● What you have to do
Return the listing that follows exactly, with no pictures included.

-------------------------

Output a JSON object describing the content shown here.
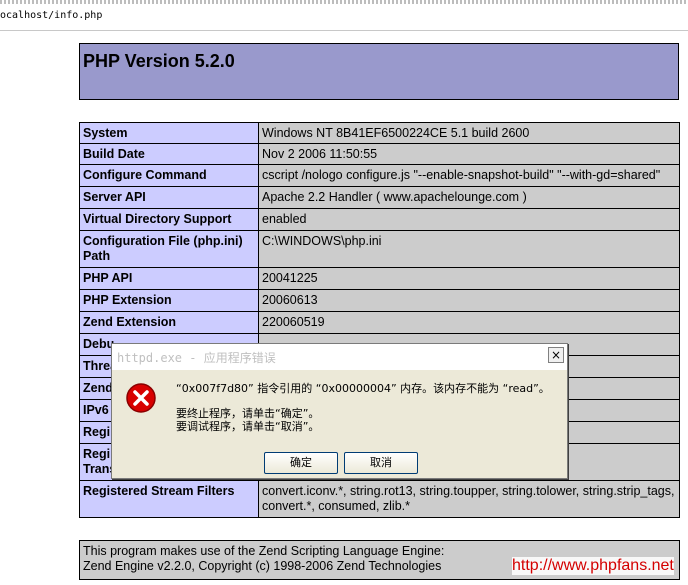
{
  "browser": {
    "address": "ocalhost/info.php"
  },
  "php": {
    "title": "PHP Version 5.2.0",
    "rows": [
      {
        "key": "System",
        "value": "Windows NT 8B41EF6500224CE 5.1 build 2600"
      },
      {
        "key": "Build Date",
        "value": "Nov 2 2006 11:50:55"
      },
      {
        "key": "Configure Command",
        "value": "cscript /nologo configure.js \"--enable-snapshot-build\" \"--with-gd=shared\""
      },
      {
        "key": "Server API",
        "value": "Apache 2.2 Handler ( www.apachelounge.com )"
      },
      {
        "key": "Virtual Directory Support",
        "value": "enabled"
      },
      {
        "key": "Configuration File (php.ini) Path",
        "value": "C:\\WINDOWS\\php.ini"
      },
      {
        "key": "PHP API",
        "value": "20041225"
      },
      {
        "key": "PHP Extension",
        "value": "20060613"
      },
      {
        "key": "Zend Extension",
        "value": "220060519"
      },
      {
        "key": "Debu",
        "value": ""
      },
      {
        "key": "Threa",
        "value": ""
      },
      {
        "key": "Zend",
        "value": ""
      },
      {
        "key": "IPv6",
        "value": ""
      },
      {
        "key": "Regi",
        "value": ""
      },
      {
        "key": "Regi\nTrans",
        "value": ""
      },
      {
        "key": "Registered Stream Filters",
        "value": "convert.iconv.*, string.rot13, string.toupper, string.tolower, string.strip_tags, convert.*, consumed, zlib.*"
      }
    ],
    "footer_line1": "This program makes use of the Zend Scripting Language Engine:",
    "footer_line2": "Zend Engine v2.2.0, Copyright (c) 1998-2006 Zend Technologies"
  },
  "watermark": "http://www.phpfans.net",
  "dialog": {
    "title": "httpd.exe - 应用程序错误",
    "close_glyph": "×",
    "message": "“0x007f7d80” 指令引用的 “0x00000004” 内存。该内存不能为 “read”。",
    "line_terminate": "要终止程序，请单击“确定”。",
    "line_debug": "要调试程序，请单击“取消”。",
    "ok_label": "确定",
    "cancel_label": "取消",
    "icon": "error-icon"
  }
}
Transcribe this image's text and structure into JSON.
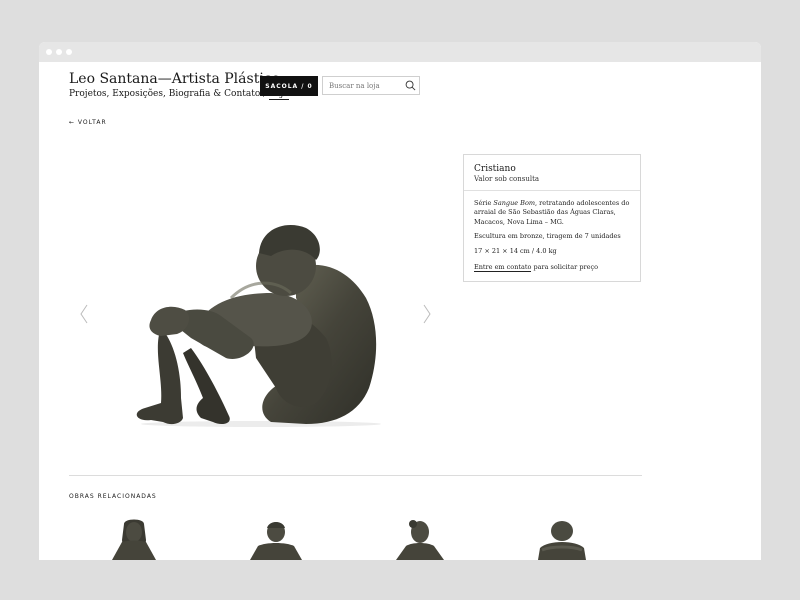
{
  "site": {
    "title": "Leo Santana—Artista Plástico",
    "nav": {
      "prefix": "Projetos, Exposições, Biografia & Contato / ",
      "current": "Loja"
    }
  },
  "header": {
    "bag_label": "SACOLA / 0",
    "search_placeholder": "Buscar na loja"
  },
  "back_label": "← VOLTAR",
  "product": {
    "name": "Cristiano",
    "price": "Valor sob consulta",
    "description_prefix": "Série ",
    "series": "Sangue Bom",
    "description_suffix": ", retratando adolescentes do arraial de São Sebastião das Águas Claras, Macacos, Nova Lima – MG.",
    "material": "Escultura em bronze, tiragem de 7 unidades",
    "dimensions": "17 × 21 × 14 cm / 4.0 kg",
    "contact_link": "Entre em contato",
    "contact_suffix": " para solicitar preço"
  },
  "related": {
    "title": "OBRAS RELACIONADAS",
    "count": 4
  },
  "icons": {
    "search": "search-icon",
    "prev": "chevron-left-icon",
    "next": "chevron-right-icon"
  },
  "colors": {
    "background": "#dedede",
    "page": "#ffffff",
    "button": "#111111",
    "bronze": "#4a4a3f"
  }
}
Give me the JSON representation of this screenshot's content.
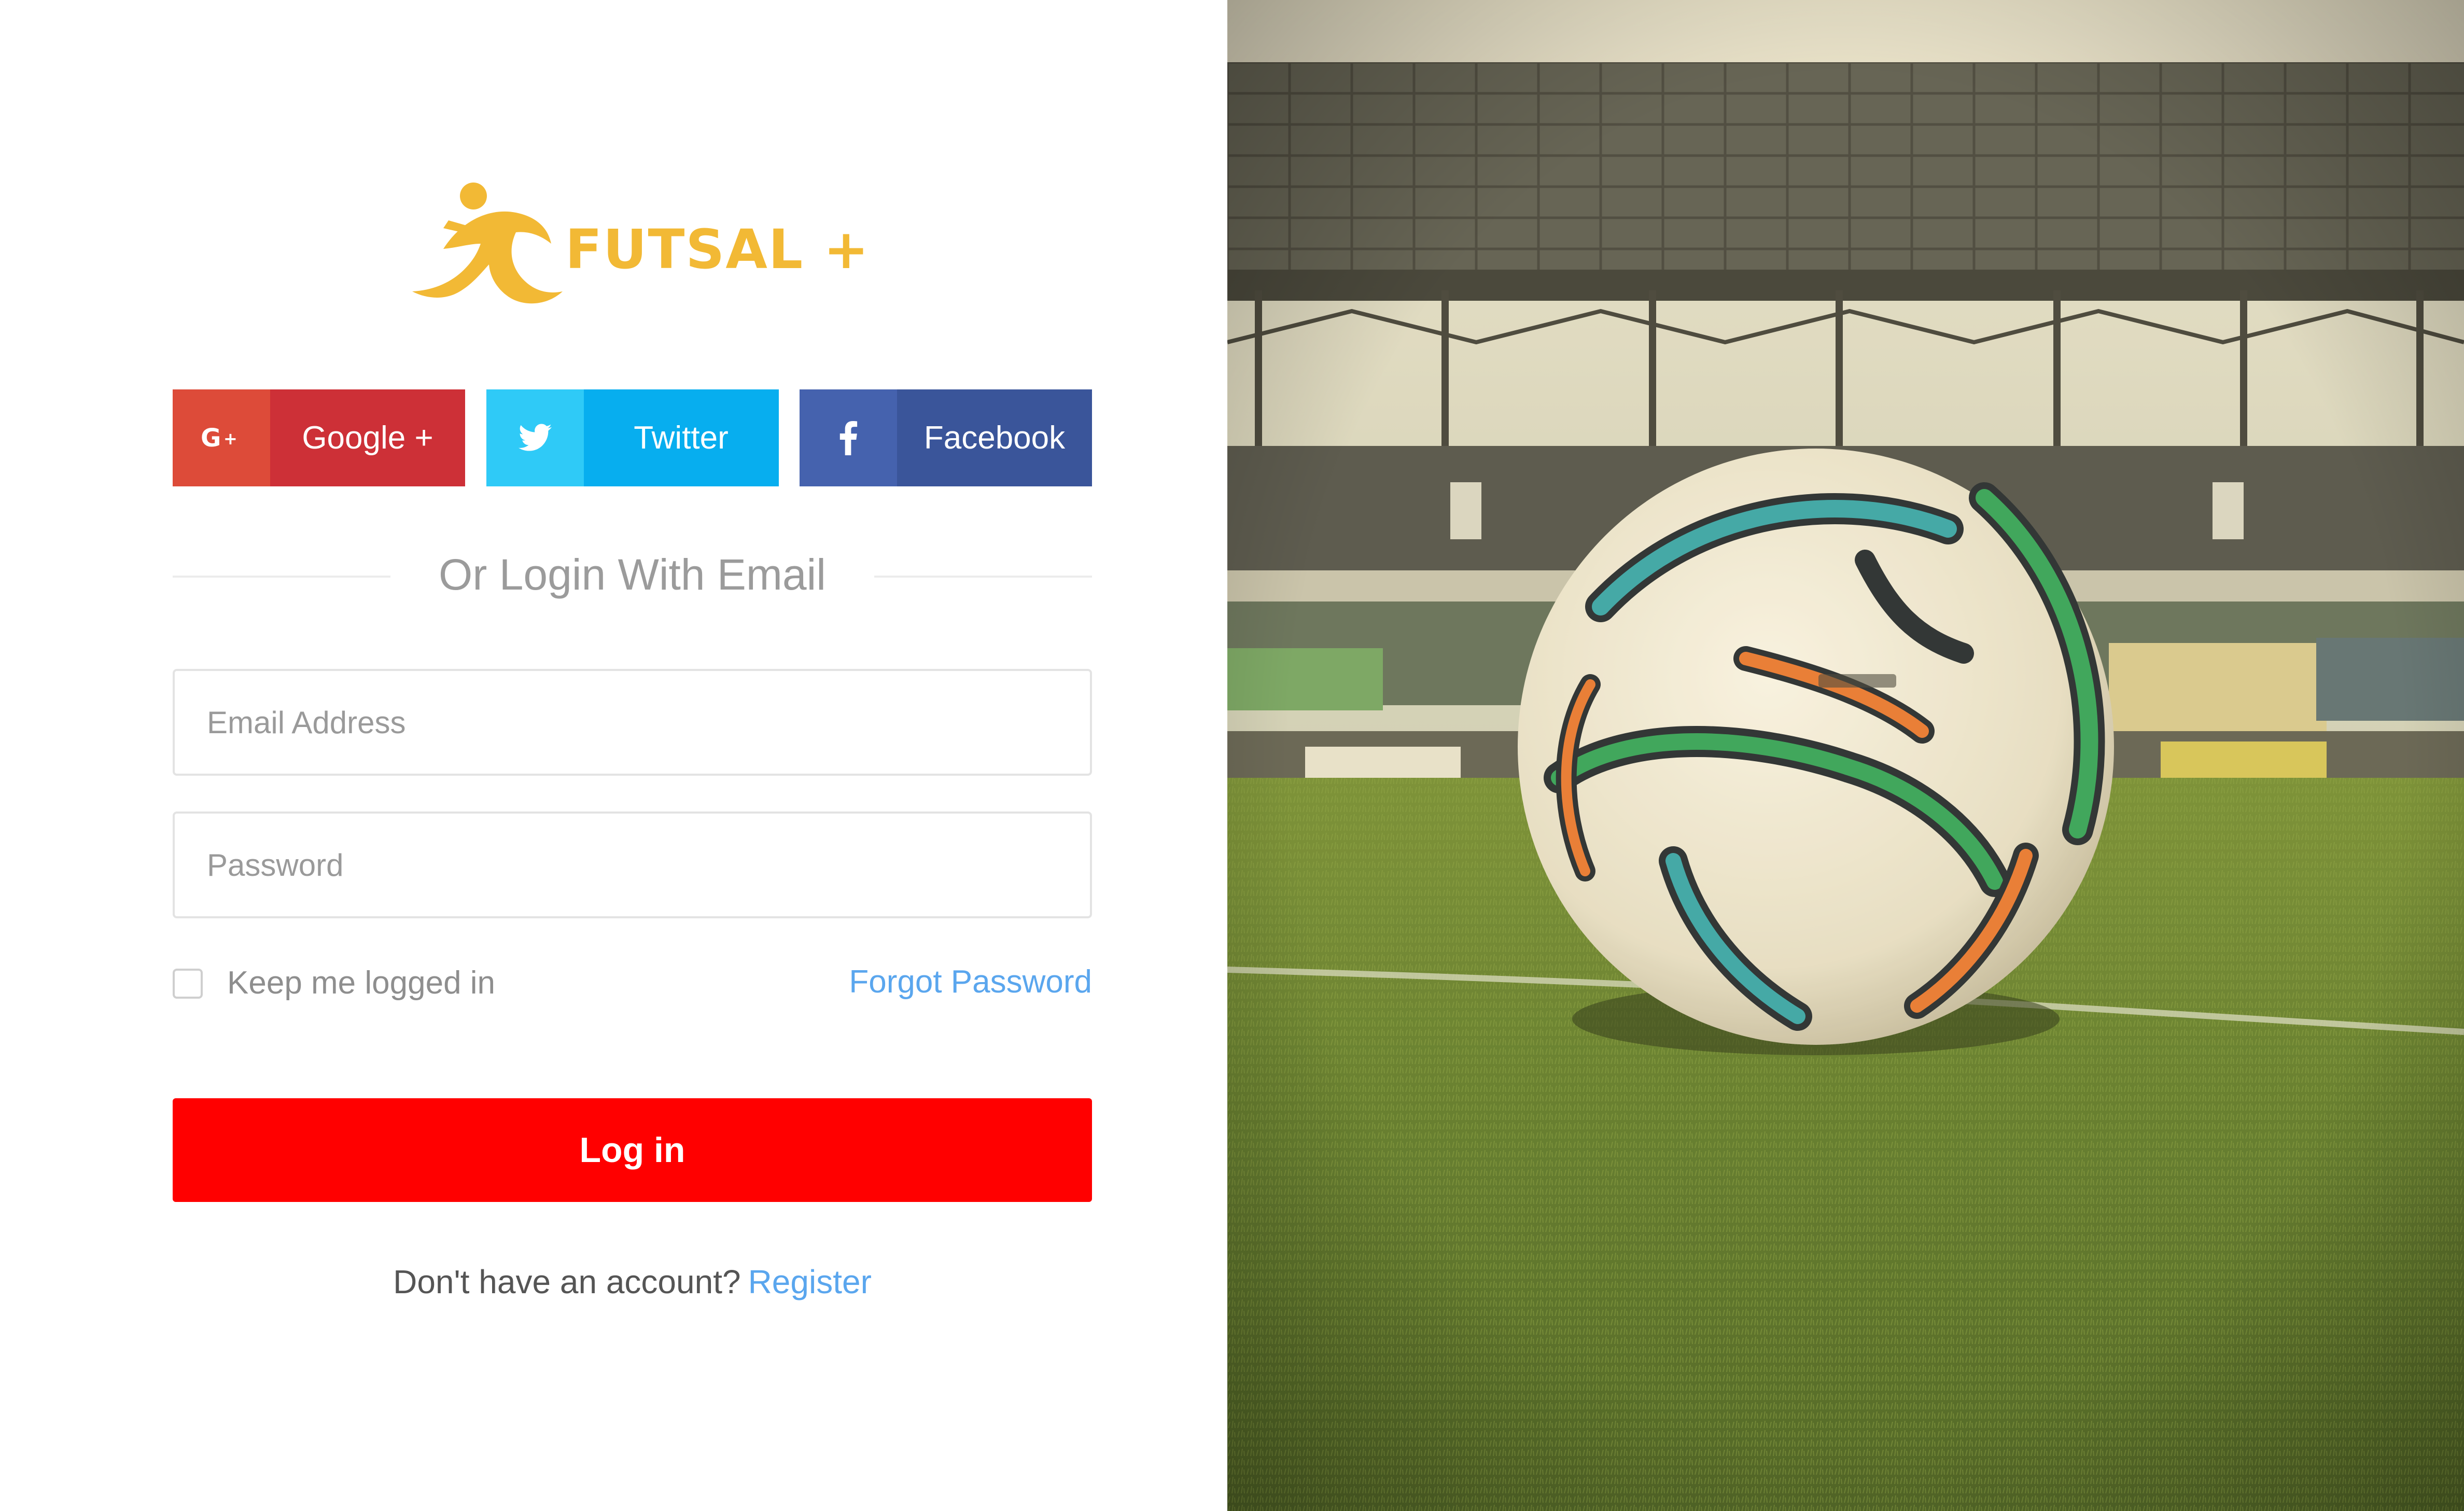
{
  "brand": {
    "name": "FUTSAL +",
    "color": "#f2b935"
  },
  "social": [
    {
      "label": "Google +",
      "icon": "google-plus-icon",
      "icon_glyph": "G+"
    },
    {
      "label": "Twitter",
      "icon": "twitter-bird-icon"
    },
    {
      "label": "Facebook",
      "icon": "facebook-f-icon",
      "icon_glyph": "f"
    }
  ],
  "divider": {
    "text": "Or Login With Email"
  },
  "form": {
    "email_placeholder": "Email Address",
    "password_placeholder": "Password",
    "keep_logged_in_label": "Keep me logged in",
    "keep_logged_in_checked": false,
    "forgot_password_label": "Forgot Password",
    "login_label": "Log in"
  },
  "register": {
    "prompt": "Don't have an account?",
    "link_label": "Register"
  },
  "colors": {
    "login_button": "#ff0000",
    "link": "#5aa6ee",
    "google": "#cd3037",
    "twitter": "#07aeef",
    "facebook": "#3a559a"
  },
  "hero": {
    "description_icon": "soccer-ball-stadium-photo"
  }
}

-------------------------

● Solved problem
Output a JSON object describing the content shown here.
{
  "browser": {
    "address": "ocalhost/info.php"
  },
  "php": {
    "title": "PHP Version 5.2.0",
    "rows": [
      {
        "key": "System",
        "value": "Windows NT 8B41EF6500224CE 5.1 build 2600"
      },
      {
        "key": "Build Date",
        "value": "Nov 2 2006 11:50:55"
      },
      {
        "key": "Configure Command",
        "value": "cscript /nologo configure.js \"--enable-snapshot-build\" \"--with-gd=shared\""
      },
      {
        "key": "Server API",
        "value": "Apache 2.2 Handler ( www.apachelounge.com )"
      },
      {
        "key": "Virtual Directory Support",
        "value": "enabled"
      },
      {
        "key": "Configuration File (php.ini) Path",
        "value": "C:\\WINDOWS\\php.ini"
      },
      {
        "key": "PHP API",
        "value": "20041225"
      },
      {
        "key": "PHP Extension",
        "value": "20060613"
      },
      {
        "key": "Zend Extension",
        "value": "220060519"
      },
      {
        "key": "Debu",
        "value": ""
      },
      {
        "key": "Threa",
        "value": ""
      },
      {
        "key": "Zend",
        "value": ""
      },
      {
        "key": "IPv6",
        "value": ""
      },
      {
        "key": "Regi",
        "value": ""
      },
      {
        "key": "Regi\nTrans",
        "value": ""
      },
      {
        "key": "Registered Stream Filters",
        "value": "convert.iconv.*, string.rot13, string.toupper, string.tolower, string.strip_tags, convert.*, consumed, zlib.*"
      }
    ],
    "footer_line1": "This program makes use of the Zend Scripting Language Engine:",
    "footer_line2": "Zend Engine v2.2.0, Copyright (c) 1998-2006 Zend Technologies"
  },
  "watermark": "http://www.phpfans.net",
  "dialog": {
    "title": "httpd.exe - 应用程序错误",
    "close_glyph": "×",
    "message": "“0x007f7d80” 指令引用的 “0x00000004” 内存。该内存不能为 “read”。",
    "line_terminate": "要终止程序，请单击“确定”。",
    "line_debug": "要调试程序，请单击“取消”。",
    "ok_label": "确定",
    "cancel_label": "取消",
    "icon": "error-icon"
  }
}
Transcribe this image's text and structure into JSON.
{
  "site": {
    "title": "Leo Santana—Artista Plástico",
    "nav": {
      "prefix": "Projetos, Exposições, Biografia & Contato / ",
      "current": "Loja"
    }
  },
  "header": {
    "bag_label": "SACOLA / 0",
    "search_placeholder": "Buscar na loja"
  },
  "back_label": "← VOLTAR",
  "product": {
    "name": "Cristiano",
    "price": "Valor sob consulta",
    "description_prefix": "Série ",
    "series": "Sangue Bom",
    "description_suffix": ", retratando adolescentes do arraial de São Sebastião das Águas Claras, Macacos, Nova Lima – MG.",
    "material": "Escultura em bronze, tiragem de 7 unidades",
    "dimensions": "17 × 21 × 14 cm / 4.0 kg",
    "contact_link": "Entre em contato",
    "contact_suffix": " para solicitar preço"
  },
  "related": {
    "title": "OBRAS RELACIONADAS",
    "count": 4
  },
  "icons": {
    "search": "search-icon",
    "prev": "chevron-left-icon",
    "next": "chevron-right-icon"
  },
  "colors": {
    "background": "#dedede",
    "page": "#ffffff",
    "button": "#111111",
    "bronze": "#4a4a3f"
  }
}
Give me the JSON representation of this screenshot's content.
{
  "brand": {
    "name": "FUTSAL +",
    "color": "#f2b935"
  },
  "social": [
    {
      "label": "Google +",
      "icon": "google-plus-icon",
      "icon_glyph": "G+"
    },
    {
      "label": "Twitter",
      "icon": "twitter-bird-icon"
    },
    {
      "label": "Facebook",
      "icon": "facebook-f-icon",
      "icon_glyph": "f"
    }
  ],
  "divider": {
    "text": "Or Login With Email"
  },
  "form": {
    "email_placeholder": "Email Address",
    "password_placeholder": "Password",
    "keep_logged_in_label": "Keep me logged in",
    "keep_logged_in_checked": false,
    "forgot_password_label": "Forgot Password",
    "login_label": "Log in"
  },
  "register": {
    "prompt": "Don't have an account?",
    "link_label": "Register"
  },
  "colors": {
    "login_button": "#ff0000",
    "link": "#5aa6ee",
    "google": "#cd3037",
    "twitter": "#07aeef",
    "facebook": "#3a559a"
  },
  "hero": {
    "description_icon": "soccer-ball-stadium-photo"
  }
}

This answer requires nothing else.